“The nonpartisan Pew center, said, “The public thinks that workers were better off a generation ago than they are now on every key dimension of worker life — be it wages, benefits, retirement plans, on-the-job stress, the loyalty they are shown by employers or the need to regularly upgrade work skills.”

In a poll of 803 registered voters commissioned by the A.F.L.-C.I.O., Peter D. Hart Research found that 55 percent said their incomes were not keeping up with inflation, 33 percent said their incomes were keeping even and 9 percent said their incomes were outpacing inflation.”

With jobs being offshored, outsourced, and downsized, and with technology changing the very nature of how and where we work, it is an unsettling time for many.
Between now and Monday, there may not be a lot employers can do to tackle that deep-seated pessimism, but we think there are some simple things that employers can do to commemorate the holiday, even with the day fast upon us: recommit to providing a safe workplace. Take the time to thank your employees and let them know you value them. We think Labor Day might be a good time of year to issue bonuses, raises, and recognition programs.
A look back – tributes to the American worker
To commemorate Labor Day in the true spirit in which it was meant, we’ve gathered some links to a variety of sites that pay tribute to the American worker.
Labor Arts – a virtual museum that gathers, identifies, and displays historic images of working people and their organizations. The site states that its mission is “to present powerful images that help us understand the past and present lives of working people.”
The Quiet Sickness is a dramatic photo essay by Earl Dotter chronicling hazardous work in America.
Lost Labor – Images of Vanished American Workers 1900-1980 – a selection of 155 photographs excerpted from a collection of more than 1100 company histories, pamphlets, and technical brochures documenting America’s business and corporate industrial history.
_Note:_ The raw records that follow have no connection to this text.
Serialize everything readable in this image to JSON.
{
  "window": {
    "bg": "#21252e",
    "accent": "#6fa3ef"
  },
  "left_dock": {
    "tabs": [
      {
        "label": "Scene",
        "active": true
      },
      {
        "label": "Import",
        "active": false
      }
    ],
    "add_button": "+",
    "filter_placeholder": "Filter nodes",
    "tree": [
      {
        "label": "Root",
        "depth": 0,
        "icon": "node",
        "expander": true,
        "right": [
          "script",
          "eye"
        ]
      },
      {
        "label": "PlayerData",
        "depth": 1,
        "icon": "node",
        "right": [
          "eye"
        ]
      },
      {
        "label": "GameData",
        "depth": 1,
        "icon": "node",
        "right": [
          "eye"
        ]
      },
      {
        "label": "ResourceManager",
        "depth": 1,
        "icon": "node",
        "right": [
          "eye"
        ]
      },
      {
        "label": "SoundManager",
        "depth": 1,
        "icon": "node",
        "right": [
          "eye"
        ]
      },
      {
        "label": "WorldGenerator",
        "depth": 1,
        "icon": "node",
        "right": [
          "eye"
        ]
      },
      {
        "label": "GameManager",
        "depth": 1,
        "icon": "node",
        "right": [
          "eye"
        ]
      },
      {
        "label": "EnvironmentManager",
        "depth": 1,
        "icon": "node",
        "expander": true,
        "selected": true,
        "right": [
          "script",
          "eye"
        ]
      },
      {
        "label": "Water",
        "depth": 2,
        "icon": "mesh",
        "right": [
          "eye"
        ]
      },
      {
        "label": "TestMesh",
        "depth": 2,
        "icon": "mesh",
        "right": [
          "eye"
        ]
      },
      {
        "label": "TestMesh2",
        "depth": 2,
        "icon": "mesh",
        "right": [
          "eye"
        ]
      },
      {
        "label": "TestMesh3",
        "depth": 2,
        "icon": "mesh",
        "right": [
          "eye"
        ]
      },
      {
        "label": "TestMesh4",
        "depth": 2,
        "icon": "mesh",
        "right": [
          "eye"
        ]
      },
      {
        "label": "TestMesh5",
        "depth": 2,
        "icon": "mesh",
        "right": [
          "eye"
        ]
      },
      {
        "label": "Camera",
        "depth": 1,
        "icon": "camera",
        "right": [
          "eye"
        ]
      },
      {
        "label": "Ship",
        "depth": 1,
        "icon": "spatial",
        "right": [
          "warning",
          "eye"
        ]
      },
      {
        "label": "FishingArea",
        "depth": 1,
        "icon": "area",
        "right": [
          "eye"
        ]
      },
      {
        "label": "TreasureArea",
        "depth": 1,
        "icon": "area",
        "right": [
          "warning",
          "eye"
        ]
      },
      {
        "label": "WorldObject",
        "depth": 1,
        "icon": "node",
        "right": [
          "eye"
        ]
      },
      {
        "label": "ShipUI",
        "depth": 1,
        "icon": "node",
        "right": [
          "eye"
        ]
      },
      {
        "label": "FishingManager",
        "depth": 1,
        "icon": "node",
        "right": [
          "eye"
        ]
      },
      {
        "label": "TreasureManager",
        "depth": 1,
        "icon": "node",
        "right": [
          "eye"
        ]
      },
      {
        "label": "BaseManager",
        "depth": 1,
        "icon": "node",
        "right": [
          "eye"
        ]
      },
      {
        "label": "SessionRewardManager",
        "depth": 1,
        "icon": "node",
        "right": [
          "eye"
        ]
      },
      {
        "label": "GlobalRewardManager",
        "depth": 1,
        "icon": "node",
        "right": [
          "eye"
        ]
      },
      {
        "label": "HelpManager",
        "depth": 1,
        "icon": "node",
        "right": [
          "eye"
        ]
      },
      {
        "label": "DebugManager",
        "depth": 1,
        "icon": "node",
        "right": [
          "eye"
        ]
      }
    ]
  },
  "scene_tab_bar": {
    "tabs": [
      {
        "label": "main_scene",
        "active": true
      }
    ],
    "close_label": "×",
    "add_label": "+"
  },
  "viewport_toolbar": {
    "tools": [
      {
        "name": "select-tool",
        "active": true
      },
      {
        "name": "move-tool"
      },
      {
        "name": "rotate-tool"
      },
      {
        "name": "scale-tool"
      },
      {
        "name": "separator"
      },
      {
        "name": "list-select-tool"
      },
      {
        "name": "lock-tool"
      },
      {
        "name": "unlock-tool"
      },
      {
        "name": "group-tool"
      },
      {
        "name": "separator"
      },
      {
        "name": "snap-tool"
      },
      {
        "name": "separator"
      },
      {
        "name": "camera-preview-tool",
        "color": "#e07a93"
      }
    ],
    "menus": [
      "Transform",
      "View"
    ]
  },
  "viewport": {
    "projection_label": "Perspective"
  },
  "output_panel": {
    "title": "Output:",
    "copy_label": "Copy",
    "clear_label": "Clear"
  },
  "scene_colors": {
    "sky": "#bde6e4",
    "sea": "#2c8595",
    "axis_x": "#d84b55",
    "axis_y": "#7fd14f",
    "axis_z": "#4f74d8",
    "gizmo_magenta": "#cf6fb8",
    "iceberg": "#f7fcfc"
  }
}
Austin at Work is a fascinating site that uses historic images to show the changing nature of work over the ages.
Public History Resource center“From the family in a tenement toiling over piecework to the farmer caring for his crops to the white collar crowds jamming the subway, the images, both textual and visual, and the experiences of work, both paid and unpaid, pervade the human experience and thus our history as well.” This page features links to other sites that tell the story of the American worker.